It’s hard to say that Vinyl got better this week, but it did slowly start gaining momentum, if only because so many plots are progressing that a few of them are bound to keep our interest. I do wish that the primary murder plot would just get buried, so to speak — it remains an unwelcome intrusion on all the mediocre music and money plots. But instead of getting relief from being haunted by the bloody memories of Andrew Dice Clay’s Buck Rogers character being bludgeoned to death, Richie is haunted. And he’s slowly but steadily losing his marbles, even when sober.
At a big shindig for record bigwig Maury Gold, the emcee’s crass routine manages to spill the beans to Devon that Richie didn’t sell to Polygram, causing her face to turn icier than the water-glass that’s sitting near Buck Rogers’ empty space.Our (anti) hero is a little on edge, and as he shouts at the guest of honor in the bathroom, Maury’s admonition that Richie”say hello to a headshrinker” is not exactly wrong. Therapy would be a great idea for this man. Or you know, he could also just do more cocaine! He chooses the cocaine.
Back at the office, Richie runs a big meeting about what which artists to get rid of as they “trim the fat,” discussing the financials of each artist, and how to get easy cash from Christmas songs and the like. He’s also trying to find a name for a new label that sounds like “the future” because he wants to be hip and with it again. Yet the past keeps coming back to bother him, whether it’s a visit from mobbed-up moguls Maury associates with who offer him a “bridge loan” in exchange for his silence to the police about their shady doings, or another one from Buck’s murderer, Joe Corso, who also happens to have a lady-friend who sings (and has other talents too, he assures Richie) and just happens to have a demo tape. Richie nods and sweats and nods and sweats through these encounters. I wonder if he’s having the same problem I am telling all these mobster types and their suspect business activities and possible involvement in murders apart. No wonder Richie is stressed!
Richie isn’t just fending off the underworld, though. He’s also trying to win back the one artist who got away from him, blues man Lester Grimes. Richie is obsessed with authenticity now, and thus of course he visits Lester at the building in the ‘hood where the latter’s now a superintendent and tries to get him to think about giving his old blues tapes another shot. Lester sends him packing, but of course (this is where our “count the music movie clichés” game starts) later, alone, he listens to his old voice and is moved. Lester is also hanging out with D.J. Cool Herc as he helps invent hip-hop, and even though Lester is dubious, he defends Herc from the older dudes who just want him to play one song and leave it on, not switch around so much. I really hope this plot goes somewhere interesting and Lester is more than just a symbol for Richie’s failings, because his plot has some great potential.

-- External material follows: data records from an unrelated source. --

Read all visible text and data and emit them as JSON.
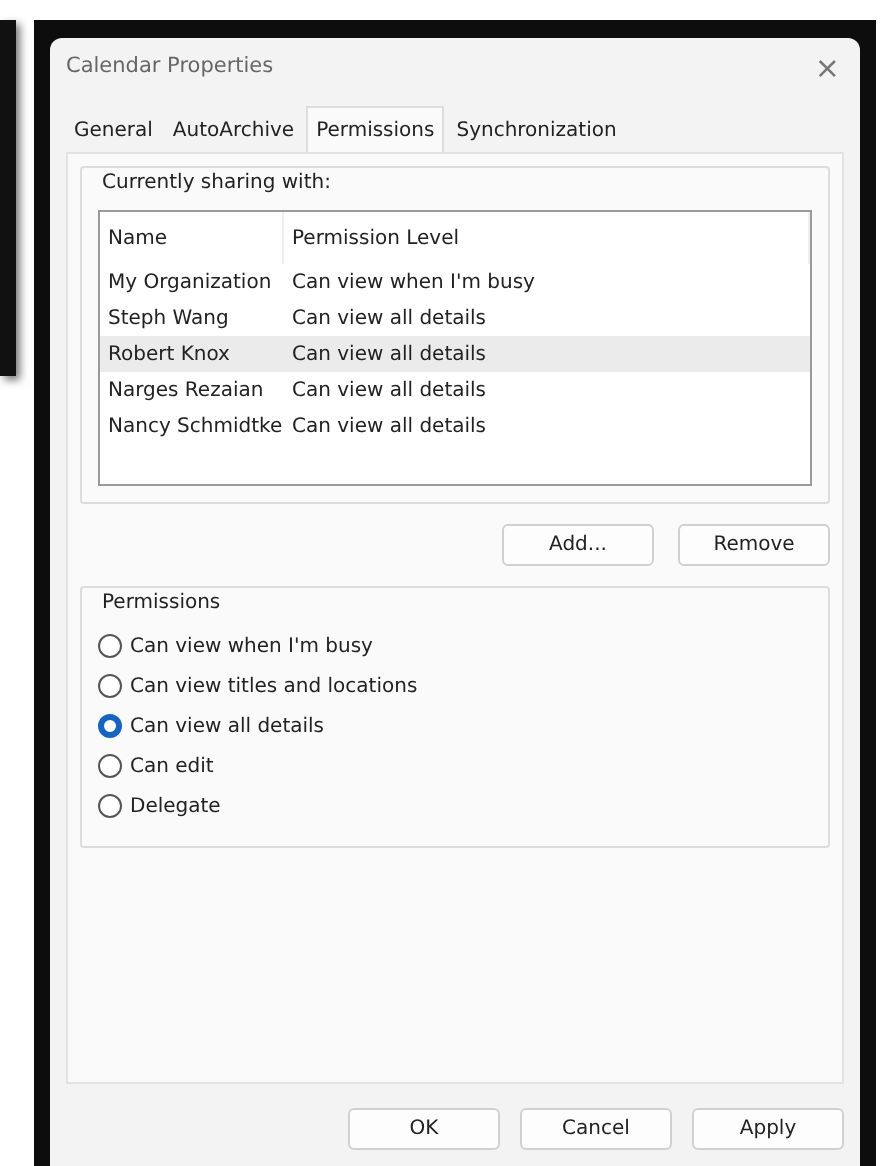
{
  "window": {
    "title": "Calendar Properties",
    "close": "×"
  },
  "tabs": [
    {
      "label": "General",
      "selected": false
    },
    {
      "label": "AutoArchive",
      "selected": false
    },
    {
      "label": "Permissions",
      "selected": true
    },
    {
      "label": "Synchronization",
      "selected": false
    }
  ],
  "sharing": {
    "title": "Currently sharing with:",
    "columns": [
      "Name",
      "Permission Level"
    ],
    "rows": [
      {
        "name": "My Organization",
        "level": "Can view when I'm busy",
        "selected": false
      },
      {
        "name": "Steph Wang",
        "level": "Can view all details",
        "selected": false
      },
      {
        "name": "Robert Knox",
        "level": "Can view all details",
        "selected": true
      },
      {
        "name": "Narges Rezaian",
        "level": "Can view all details",
        "selected": false
      },
      {
        "name": "Nancy Schmidtke",
        "level": "Can view all details",
        "selected": false
      }
    ],
    "buttons": [
      "Add...",
      "Remove"
    ]
  },
  "permissions": {
    "title": "Permissions",
    "options": [
      {
        "label": "Can view when I'm busy",
        "selected": false
      },
      {
        "label": "Can view titles and locations",
        "selected": false
      },
      {
        "label": "Can view all details",
        "selected": true
      },
      {
        "label": "Can edit",
        "selected": false
      },
      {
        "label": "Delegate",
        "selected": false
      }
    ]
  },
  "buttons": [
    "OK",
    "Cancel",
    "Apply"
  ]
}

The same cannot be said for Devon’s story, which continues to be one flat cliché about post-bohemian, suburban ennui after another. Devastated that Richie’s decision to stick with his company and not sell it means she can’t contribute big bucks to her fundraiser for a Eastern European dance troupe, Devon sits in the bedroom thinking about the old days, when they had a baby and a lot more chemistry. She lights upon the idea of selling Andy Warhol’s portrait of her which looms above them in the flashback, and when Richie can’t cough up the cash for the shindig, she ends up going back to the now-famous artist’s studio and getting him to sign the picture. She pretends to just want him to sign it for no particular reason. Yet looking at her sadly, the pop artist knows she’s going to sell it. He signs it for her anyway, filming her while she cries.
The episode’s B-plots are more entertaining and light, with the best belonging poor label schmuck Clark, who runs into Alice Cooper and gives him a big pep-talk about going solo and signing with American Century. After a wild night, Clark ends up with a snake around his neck (her name is Eva Marie Snake), on a golf course while Alice tees off, and later, with his head in a prop guillotine, convinced he’s going to die. Alice then reveals that their whole wild night was a prank to get back at Richie Finestra for standing them up when they were young and struggling (music industry cliché #2). Clark’s genuine terror and Alice Cooper’s casual bullying may not be nice, but they are just the right kind of nasty.
On the subject of nastiness, everyone’s favorite surly brits, the Nasty Bits, have cleaned up their act at Julie’s request and launch into a competent Kinks number. But of course, Richie hates what they sound like all polished, and before he can walk out in disgust, Jamie harasses them and throws a bottle onstage, forcing the lads into sounding like their old snarling selves. Now Richie is impressed. “What the fuck just happened?” asks Julie. Music movie cliché #3, Julie. That’s what just happened.
But given all the other sad sacks on this show, how can we not root for team “Nasty Bits + Jamie”? They at least have some forward momentum and energy and verve.
Richie, meanwhile is stuck knowing that Buck’s body has been found — and to top it off, murderin’ Joe’s lady-friend with the demo has a horrible voice.